Arrow in the heel

Theresa May has resigned. So, senior members of the Conservative Party are currently vying to be the person to replace her as both party leader and Prime Minister, (though nothing is certain in the current world of UK politics!). As they attend the various hustings and debates, they are basically being subjected to a prolonged and very public job interview.

During one televised leadership debate, the candidates were asked a classic interview question by a member of the audience. Can you describe what you greatest weakness would be?

Who gave the best answer?

Well Boris Johnson didn’t take part in the debate. Tip #1: always turn up for your interview!

Of the five candidates who took part, three of them chose to avoid any suggestion of weakness. They took the “let me show you how strong I am” approach. Michael Gove emphatically stated “I’m a man in a hurry” to get things done. Dominic Raab took a similar line abut being restless for change. Sajid Javid and Jeremy Hunt talked about stubbornly sticking to their opinions.

But are these really weaknesses in a leader? Possibly. But aren’t committing to opinions and wanting to get things done quickly positive attributes if used the right way? Perhaps we shouldn’t be surprised when Politicians turn a question on it’s head to suit their purpose?

Ignoring any political preferences, the answer from Rory Stewart took a very different approach. “I don’t know where to start. I’ve got a lot of weaknesses.” He went on to talk about being human. He used words like “frail” and said that, from the life he has led, there’s so much that he doesn’t know or understand about the world. That sounds like a more genuine answer. But do the interview panel want to hear that you are not up to the job?

What are interviewers looking for?

Your interviewers want to find out as much as they can about you as an individual and if you are a good match for the job in hand. They want to know about your experiences, your opinions, your disposition and your attitude. They want to know about your successes and your failures and how you deal with them. You are unique. So, model answers simply don’t work.

Many interviewers have moved away from the standard “What are your strengths” question. It typically results in a very rehearsed response. So, they are more likely to look for proof of your positive attributes by exploring specific examples of your experiences. Directly asking “What are your weaknesses” is probably more common than the strengths question these days.

They ask this question for a few reasons. First, they want to uncover your levels of self-awareness. You aren’t perfect. So how honest are you with yourself? Next, they want to check your awareness of the role you will take on. What do you expect to find difficult if you get the job?

The best way to answer?

Thorough preparation is essential for any interview. Our approach to interview preparation is to guide you through a detailed review of your experiences as the method to identify strengths and weaknesses.
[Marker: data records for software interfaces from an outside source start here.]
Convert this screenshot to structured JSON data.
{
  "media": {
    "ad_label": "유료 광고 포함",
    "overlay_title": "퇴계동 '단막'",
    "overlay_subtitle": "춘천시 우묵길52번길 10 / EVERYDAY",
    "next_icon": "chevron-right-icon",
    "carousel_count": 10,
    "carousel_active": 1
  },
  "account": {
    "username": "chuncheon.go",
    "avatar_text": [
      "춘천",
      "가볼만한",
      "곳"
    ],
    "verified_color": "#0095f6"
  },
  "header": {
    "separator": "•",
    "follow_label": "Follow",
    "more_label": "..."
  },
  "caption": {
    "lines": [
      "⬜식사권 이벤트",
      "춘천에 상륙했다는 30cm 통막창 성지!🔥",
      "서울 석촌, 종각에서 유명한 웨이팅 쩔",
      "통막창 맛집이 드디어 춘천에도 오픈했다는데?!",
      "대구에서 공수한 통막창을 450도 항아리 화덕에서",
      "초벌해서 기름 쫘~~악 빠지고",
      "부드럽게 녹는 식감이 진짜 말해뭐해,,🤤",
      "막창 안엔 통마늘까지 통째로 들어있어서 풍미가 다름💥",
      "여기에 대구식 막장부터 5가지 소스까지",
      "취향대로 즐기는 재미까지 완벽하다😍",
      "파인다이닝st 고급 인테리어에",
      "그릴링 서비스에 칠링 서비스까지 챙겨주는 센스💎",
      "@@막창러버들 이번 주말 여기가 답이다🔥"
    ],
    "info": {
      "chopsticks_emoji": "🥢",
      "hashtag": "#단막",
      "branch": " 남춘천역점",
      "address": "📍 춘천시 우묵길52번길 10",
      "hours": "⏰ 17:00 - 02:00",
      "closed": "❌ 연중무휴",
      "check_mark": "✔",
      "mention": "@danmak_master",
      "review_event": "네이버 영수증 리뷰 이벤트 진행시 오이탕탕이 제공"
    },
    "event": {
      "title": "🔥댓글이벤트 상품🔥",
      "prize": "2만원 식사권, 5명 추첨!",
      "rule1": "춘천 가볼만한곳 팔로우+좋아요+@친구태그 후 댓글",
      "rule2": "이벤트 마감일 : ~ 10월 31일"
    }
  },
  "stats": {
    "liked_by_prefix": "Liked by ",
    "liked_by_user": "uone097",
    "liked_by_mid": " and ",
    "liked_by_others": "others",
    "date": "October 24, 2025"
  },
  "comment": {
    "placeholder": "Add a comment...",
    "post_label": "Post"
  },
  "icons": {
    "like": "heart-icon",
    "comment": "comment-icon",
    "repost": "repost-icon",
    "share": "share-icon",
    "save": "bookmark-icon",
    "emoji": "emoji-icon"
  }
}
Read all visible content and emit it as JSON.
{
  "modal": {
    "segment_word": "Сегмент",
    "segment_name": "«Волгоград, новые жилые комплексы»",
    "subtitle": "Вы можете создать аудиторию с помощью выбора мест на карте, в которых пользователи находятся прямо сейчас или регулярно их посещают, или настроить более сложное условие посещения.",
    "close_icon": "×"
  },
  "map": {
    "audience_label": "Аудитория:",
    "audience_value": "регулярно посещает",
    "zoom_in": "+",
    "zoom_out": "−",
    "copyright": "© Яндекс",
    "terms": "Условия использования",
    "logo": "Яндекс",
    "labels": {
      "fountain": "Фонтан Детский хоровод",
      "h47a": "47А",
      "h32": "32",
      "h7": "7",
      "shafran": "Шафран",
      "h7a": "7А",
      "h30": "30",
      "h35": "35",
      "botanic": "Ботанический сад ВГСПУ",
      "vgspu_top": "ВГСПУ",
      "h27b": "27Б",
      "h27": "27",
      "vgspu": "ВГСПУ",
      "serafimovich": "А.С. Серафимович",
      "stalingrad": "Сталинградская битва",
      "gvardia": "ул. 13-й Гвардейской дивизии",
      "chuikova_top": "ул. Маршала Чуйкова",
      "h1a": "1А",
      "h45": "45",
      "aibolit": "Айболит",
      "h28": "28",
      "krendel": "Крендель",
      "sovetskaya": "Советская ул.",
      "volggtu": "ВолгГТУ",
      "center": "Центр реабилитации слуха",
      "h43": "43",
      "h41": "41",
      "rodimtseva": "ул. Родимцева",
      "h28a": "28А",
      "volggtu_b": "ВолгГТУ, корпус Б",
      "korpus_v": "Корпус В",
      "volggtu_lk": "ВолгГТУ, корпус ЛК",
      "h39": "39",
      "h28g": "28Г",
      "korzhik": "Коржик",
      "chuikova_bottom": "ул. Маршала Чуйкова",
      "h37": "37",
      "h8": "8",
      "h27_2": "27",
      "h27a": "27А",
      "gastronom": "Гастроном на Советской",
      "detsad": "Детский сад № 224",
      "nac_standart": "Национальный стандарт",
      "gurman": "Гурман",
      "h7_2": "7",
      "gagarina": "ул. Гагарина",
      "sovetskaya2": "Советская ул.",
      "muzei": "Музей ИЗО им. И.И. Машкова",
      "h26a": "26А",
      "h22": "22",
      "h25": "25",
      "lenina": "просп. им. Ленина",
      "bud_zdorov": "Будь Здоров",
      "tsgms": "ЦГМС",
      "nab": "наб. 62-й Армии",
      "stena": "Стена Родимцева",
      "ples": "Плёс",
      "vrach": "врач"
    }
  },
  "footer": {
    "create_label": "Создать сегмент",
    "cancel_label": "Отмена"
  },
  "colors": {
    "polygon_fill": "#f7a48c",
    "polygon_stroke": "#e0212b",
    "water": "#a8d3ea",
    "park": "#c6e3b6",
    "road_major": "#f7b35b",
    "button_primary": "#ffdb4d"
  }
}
Our recommendation is to confidently share the things that you find difficult or where you may have gaps in your experience. But it’s the next point which can make the biggest impression on your interviewers.

At very least, you must be able to describe how you will ensure you perform well in the role and manage any shortfalls. Even better, you will impress if you can describe proactive steps you have already taken.

For example, if you identify that it would help to explore different leadership styles then it makes sense to do something about that. Alternatively you may benefit from learning a more structured approach to managing change. Or, if the role you are seeking involves guiding less experienced doctors then developing your mentoring skills would make sense.

What do you need to work on to perform at your best?

Stephen McGuire – Managing Director